INSTRUCTIONS FOR THE TASK> Every record below is to be reproduced exactly.

RECORD EXTRACTS Start Marker

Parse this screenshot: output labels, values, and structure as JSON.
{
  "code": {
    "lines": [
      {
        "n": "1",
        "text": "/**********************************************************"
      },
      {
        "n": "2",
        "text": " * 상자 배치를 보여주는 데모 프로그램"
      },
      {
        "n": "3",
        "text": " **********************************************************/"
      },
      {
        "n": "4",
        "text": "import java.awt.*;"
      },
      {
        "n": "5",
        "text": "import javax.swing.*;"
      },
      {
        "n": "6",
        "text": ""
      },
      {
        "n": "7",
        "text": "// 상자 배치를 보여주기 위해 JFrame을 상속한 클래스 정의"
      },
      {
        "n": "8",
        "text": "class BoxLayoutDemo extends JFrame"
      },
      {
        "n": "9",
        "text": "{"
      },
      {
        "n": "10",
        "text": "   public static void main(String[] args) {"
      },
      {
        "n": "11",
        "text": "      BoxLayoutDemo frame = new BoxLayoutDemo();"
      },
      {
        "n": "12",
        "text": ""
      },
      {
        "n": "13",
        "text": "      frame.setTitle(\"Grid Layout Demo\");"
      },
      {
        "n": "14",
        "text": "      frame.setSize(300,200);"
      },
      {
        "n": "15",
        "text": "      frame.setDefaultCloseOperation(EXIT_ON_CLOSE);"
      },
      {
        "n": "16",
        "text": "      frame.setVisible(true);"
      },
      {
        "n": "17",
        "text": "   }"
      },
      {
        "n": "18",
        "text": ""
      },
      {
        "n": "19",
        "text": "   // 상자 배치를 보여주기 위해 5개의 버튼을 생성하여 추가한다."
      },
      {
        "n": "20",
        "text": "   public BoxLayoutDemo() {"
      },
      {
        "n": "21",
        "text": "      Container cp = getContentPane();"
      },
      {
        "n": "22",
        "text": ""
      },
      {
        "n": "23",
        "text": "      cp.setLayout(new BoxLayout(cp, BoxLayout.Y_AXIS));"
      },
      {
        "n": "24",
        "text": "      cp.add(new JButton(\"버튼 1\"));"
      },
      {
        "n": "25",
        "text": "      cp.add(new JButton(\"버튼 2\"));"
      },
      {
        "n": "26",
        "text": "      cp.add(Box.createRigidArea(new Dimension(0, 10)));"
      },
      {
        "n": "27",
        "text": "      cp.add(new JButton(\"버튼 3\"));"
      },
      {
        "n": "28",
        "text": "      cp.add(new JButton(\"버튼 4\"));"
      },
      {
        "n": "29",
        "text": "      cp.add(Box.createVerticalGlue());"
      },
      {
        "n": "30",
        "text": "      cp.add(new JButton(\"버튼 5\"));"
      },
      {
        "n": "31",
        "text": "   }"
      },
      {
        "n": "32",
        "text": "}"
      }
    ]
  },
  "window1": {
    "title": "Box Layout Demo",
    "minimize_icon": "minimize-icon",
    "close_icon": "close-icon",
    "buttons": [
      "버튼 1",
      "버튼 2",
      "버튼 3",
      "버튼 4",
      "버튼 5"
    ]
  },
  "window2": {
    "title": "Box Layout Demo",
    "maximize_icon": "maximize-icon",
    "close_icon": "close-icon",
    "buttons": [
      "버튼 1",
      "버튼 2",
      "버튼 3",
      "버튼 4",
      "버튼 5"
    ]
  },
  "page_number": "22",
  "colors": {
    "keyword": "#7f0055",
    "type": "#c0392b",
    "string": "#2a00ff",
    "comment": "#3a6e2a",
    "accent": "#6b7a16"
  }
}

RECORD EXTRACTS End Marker

YOUR SOLUTION>
Parse this screenshot: output labels, values, and structure as JSON.
{
  "code": {
    "lines": [
      {
        "n": "1",
        "text": "/**********************************************************"
      },
      {
        "n": "2",
        "text": " * 상자 배치를 보여주는 데모 프로그램"
      },
      {
        "n": "3",
        "text": " **********************************************************/"
      },
      {
        "n": "4",
        "text": "import java.awt.*;"
      },
      {
        "n": "5",
        "text": "import javax.swing.*;"
      },
      {
        "n": "6",
        "text": ""
      },
      {
        "n": "7",
        "text": "// 상자 배치를 보여주기 위해 JFrame을 상속한 클래스 정의"
      },
      {
        "n": "8",
        "text": "class BoxLayoutDemo extends JFrame"
      },
      {
        "n": "9",
        "text": "{"
      },
      {
        "n": "10",
        "text": "   public static void main(String[] args) {"
      },
      {
        "n": "11",
        "text": "      BoxLayoutDemo frame = new BoxLayoutDemo();"
      },
      {
        "n": "12",
        "text": ""
      },
      {
        "n": "13",
        "text": "      frame.setTitle(\"Grid Layout Demo\");"
      },
      {
        "n": "14",
        "text": "      frame.setSize(300,200);"
      },
      {
        "n": "15",
        "text": "      frame.setDefaultCloseOperation(EXIT_ON_CLOSE);"
      },
      {
        "n": "16",
        "text": "      frame.setVisible(true);"
      },
      {
        "n": "17",
        "text": "   }"
      },
      {
        "n": "18",
        "text": ""
      },
      {
        "n": "19",
        "text": "   // 상자 배치를 보여주기 위해 5개의 버튼을 생성하여 추가한다."
      },
      {
        "n": "20",
        "text": "   public BoxLayoutDemo() {"
      },
      {
        "n": "21",
        "text": "      Container cp = getContentPane();"
      },
      {
        "n": "22",
        "text": ""
      },
      {
        "n": "23",
        "text": "      cp.setLayout(new BoxLayout(cp, BoxLayout.Y_AXIS));"
      },
      {
        "n": "24",
        "text": "      cp.add(new JButton(\"버튼 1\"));"
      },
      {
        "n": "25",
        "text": "      cp.add(new JButton(\"버튼 2\"));"
      },
      {
        "n": "26",
        "text": "      cp.add(Box.createRigidArea(new Dimension(0, 10)));"
      },
      {
        "n": "27",
        "text": "      cp.add(new JButton(\"버튼 3\"));"
      },
      {
        "n": "28",
        "text": "      cp.add(new JButton(\"버튼 4\"));"
      },
      {
        "n": "29",
        "text": "      cp.add(Box.createVerticalGlue());"
      },
      {
        "n": "30",
        "text": "      cp.add(new JButton(\"버튼 5\"));"
      },
      {
        "n": "31",
        "text": "   }"
      },
      {
        "n": "32",
        "text": "}"
      }
    ]
  },
  "window1": {
    "title": "Box Layout Demo",
    "minimize_icon": "minimize-icon",
    "close_icon": "close-icon",
    "buttons": [
      "버튼 1",
      "버튼 2",
      "버튼 3",
      "버튼 4",
      "버튼 5"
    ]
  },
  "window2": {
    "title": "Box Layout Demo",
    "maximize_icon": "maximize-icon",
    "close_icon": "close-icon",
    "buttons": [
      "버튼 1",
      "버튼 2",
      "버튼 3",
      "버튼 4",
      "버튼 5"
    ]
  },
  "page_number": "22",
  "colors": {
    "keyword": "#7f0055",
    "type": "#c0392b",
    "string": "#2a00ff",
    "comment": "#3a6e2a",
    "accent": "#6b7a16"
  }
}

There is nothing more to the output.